I like to tell opponents of the ACA that before you criticize the law, state your preference for an alternative, because -- remember -- the status quo is not an option. Republican talk of "repeal and replace" is very heavy on "repeal" and light on "replace." Repeal is great politics, because it ignites public hatred. It will not automatically lead to improvement, however, because passing major health-care reform takes many years -- even decades, if history is any guide. Repeal will almost certainly return us to the status quo, with all of its dangers. Replacement has become virtually impossible now, after the 2012 Republican primaries, because no candidate has offered a constructive alternative.
The Supreme Court should also be wary of overturning the ACA, because, as even Justice Scalia noted, how can you surgically remove parts of a 2,700-page bill without killing the overall reform? Justices can only subtract, not add: their proper restraint in legislating from the bench prevents the construction of a coherent alternative.

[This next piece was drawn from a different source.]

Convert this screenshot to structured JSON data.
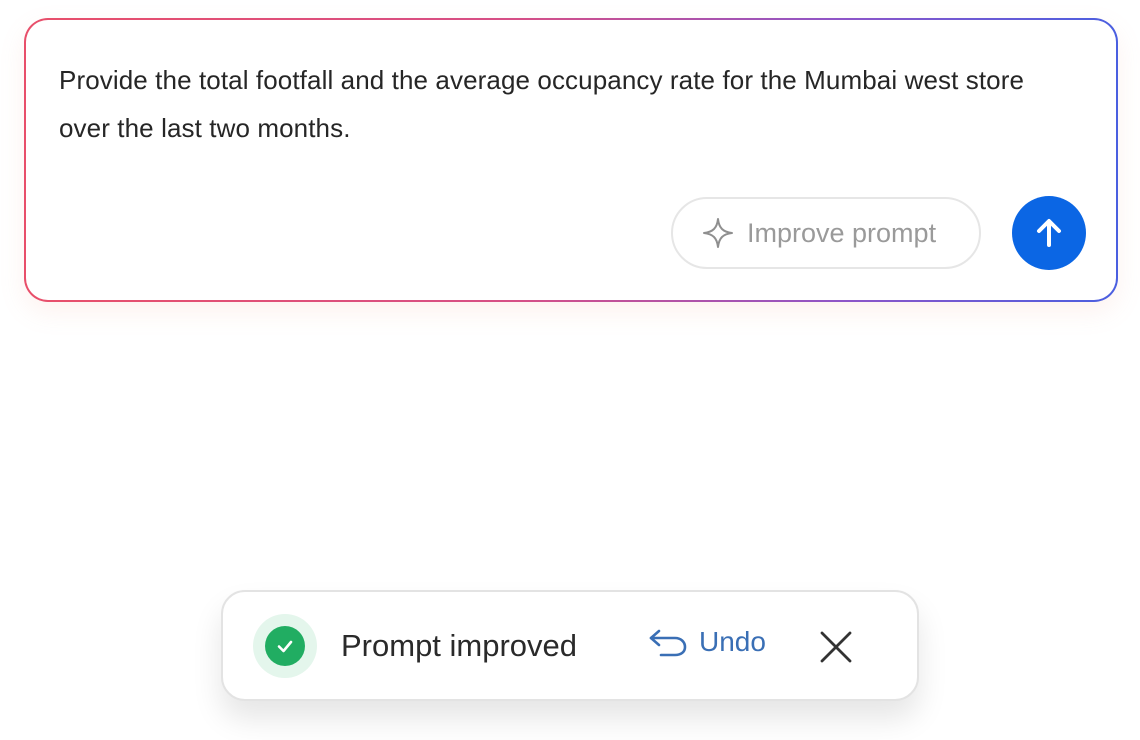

So let's cool the rhetoric. As we say in Tennessee, "Any mule can kick a barn down -- it takes a carpenter to build one." Where are the carpenters in either political party?
I am the Democrat who wrote the alternative to Clintoncare (Cooper-Breaux), championed the leading alternative to Obamacare (Wyden-Bennett), and who often votes for Band-Aids that Republicans pretend are alternatives to genuine reform -- association health plans, health savings accounts, interstate insurance sales, malpractice reform, and premium support.
Almost all of these centrist and Republican proposals have failed to become law, except for a few demonstration projects, even when Republicans controlled the White House and Capitol Hill. Most of these proposals never had a chance. Nevertheless, I am proud of working hard for bipartisan health-care reform. As Jefferson said, "Great innovations should not be forced on a slender majority." This is particularly true in health-care reform, because health issues are so intimate and existential.
I have the battle scars to prove that there are precious few plans that could conceivably pass Congress, other than the one that recently defied the odds, the ACA. To the dismay of passionate advocates, single-payer has no chance, nor does herding Americans into high-deductible plans. Ideologues on the left and right should put their dream scenarios on hold -- let's make the ACA work. America's greatest strength has always been pragmatism.
Failure to produce more workable alternatives to the ACA is probably one of the worst policy voids in American history. Like Sherlock Holmes' dog that did not bark, this dearth of alternatives is an important clue, at least to our modern political gridlock (if not our permanent decline). Why does an urgent societal problem have so few publicly offered and publicly acceptable solutions? Do we lack imagination, or is Congress unable to embrace good ideas?